Push Factor: Things that caused people to leave/made them want to leave their country for another country.
-Political or religious persecution
-Poor economic conditions
-Lack of land
Pull Factor: Things that made another country appealing to immigrants/make them want to move there.
-Low cost of travel to Canada
-Chance at new start, education, decent income, good jobs
-Better future for their children
Types of Immigrants:
1) Canada preferred British, American Agriculturalists, French, Belgians, Dutch, Scandinavian, Swiss, Finns, Russians, Austro-Hungarians, Germans, Ukrainians, Polish.
2) Canada did NOT want Italians, South Slavs, Greeks, Syrians, Jews, Asians, Gypsies, Blacks.
Attracting Immigrants: Massive advertisingcampaign, posters, pamphlets, traveling exhibition vans, 165 hectares of free land for every family.
The Canadian Pacific Railway and steamships made it easier for people to come to Canada.
British Empire: Australia, South Africa, and New Zealand were three countries, along with Canada, who were part of the British Empire.
1) 1907: Riots broke out in BC, protesting immigration from China, Japan and India.
1) Clifford Sifton: Canadian Minister of the interior; responsible for implementing Canada's open door policy; desired experienced, strong, healthy farming immigrants.
2) Louis Riel:
3) Thomas Scott:
4) Sam McLaughlin:
5) Lucy Maude Montgomery:
6) Stephen Leacock:
7) Guglielmo Marconi:
8) Reginald Fessenden:
9) Mary Pickford:
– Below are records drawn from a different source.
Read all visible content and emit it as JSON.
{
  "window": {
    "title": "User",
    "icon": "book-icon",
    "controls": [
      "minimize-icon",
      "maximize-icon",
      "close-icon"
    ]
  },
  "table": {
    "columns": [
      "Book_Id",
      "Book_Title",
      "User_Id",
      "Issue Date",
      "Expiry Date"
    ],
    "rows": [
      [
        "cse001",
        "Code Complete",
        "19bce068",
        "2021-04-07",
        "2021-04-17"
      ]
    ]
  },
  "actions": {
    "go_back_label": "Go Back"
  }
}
10) Tom Longboat: Collapsed at the London Olympics in 1908, and was carried grief-stricken off the course. He was one of the most famous athletes in the early 20th century.